Posted on November 10, 2020

After car crash, quick access to rehabilitation improved Kim’s recovery

For Kim Laskus, “life was great, life was wonderful, I had no complaints.” Then the 60-year-old Grand Rapids woman was involved in a car crash “and everything changed.”

Kim was driving to work on Feb. 19 when the crash occurred. She sustained serious injuries, including a broken neck, hip and femur.

Laskus was taken to Spectrum Health Butterworth Hospital, where she had emergency surgery. Doctors fused the bones in her neck to protect her injured spinal cord and inserted a rod into her leg. Kim was placed on a ventilator to help her breath. During the next eight days, Kim became stabilized and was ready to transfer to the Intensive Medical Rehabilitation Program at Mary Free Bed Rehabilitation Hospital.

“We usually don’t receive spinal cord patients as quickly as we did Kim,” said Scott Thomas, director of Respiratory Services. “But it’s so important to get patients into vigorous rehabilitation as soon as possibleto help them have a better outcome.”

The Intensive Medical Rehabilitation Program offers Ventilator and Pulmonary Rehabilitation for patients who need mechanical ventilation to breathe following a severe injury or have other medically complex needs. A board-certified pulmonologist and a board-certified rehabilitation physician lead a multidisciplinary team that helps patients regain physical and emotional strength, communication skills and endurance.

Kim Laskus in Respiratory TherapyRespiratory therapists helped Kim wean off the ventilator five days after she arrived and her tracheostomy removed six days later. This enabled her to begin even more intensive rehabilitation with her physical and occupational therapists, along with speech-language pathologists.

“I called it my therapy job,” Kim said. “I went to therapy from eight to three and worked so hard, but I couldn’t wait to get back to it.”

Slowly, Kim gained function as her spinal cord healed. She worked on standing and then walking and regaining strength in her arms.
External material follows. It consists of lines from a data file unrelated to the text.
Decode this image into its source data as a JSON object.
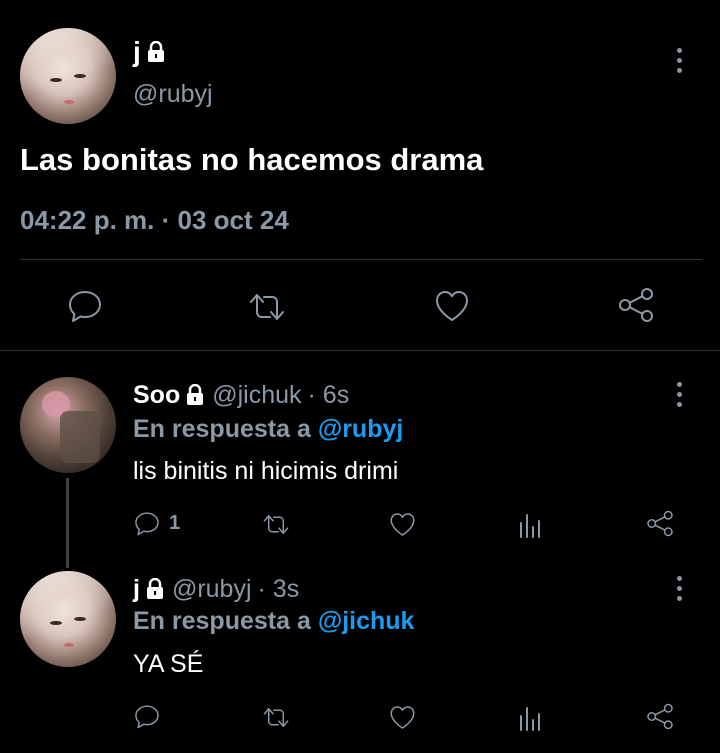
{
  "main_tweet": {
    "display_name": "j",
    "handle": "@rubyj",
    "text": "Las bonitas no hacemos drama",
    "timestamp": "04:22 p. m. · 03 oct 24"
  },
  "replies": [
    {
      "display_name": "Soo",
      "handle": "@jichuk",
      "time": "· 6s",
      "reply_prefix": "En respuesta a",
      "reply_to": "@rubyj",
      "text": "lis binitis ni hicimis drimi",
      "reply_count": "1"
    },
    {
      "display_name": "j",
      "handle": "@rubyj",
      "time": "· 3s",
      "reply_prefix": "En respuesta a",
      "reply_to": "@jichuk",
      "text": "YA SÉ",
      "reply_count": ""
    }
  ],
  "colors": {
    "background": "#000000",
    "text": "#ffffff",
    "muted": "#8b98a5",
    "link": "#1d9bf0",
    "divider": "#2f3336"
  }
}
In late April, Laskus graduated from inpatient rehabilitation to continue her recovery with outpatient therapy.

Fast forward to October, when Kim completed her final outpatient therapy session and visited the inpatient staff to offer her thanks.

“I recovered fast,” said Kim, who’s also participating in driver rehabilitation. “I’m seven months into this, and if you were to just look at me, you wouldn’t think anything is wrong.”

Watch the video to learn more about Kim and her recovery at Mary Free Bed: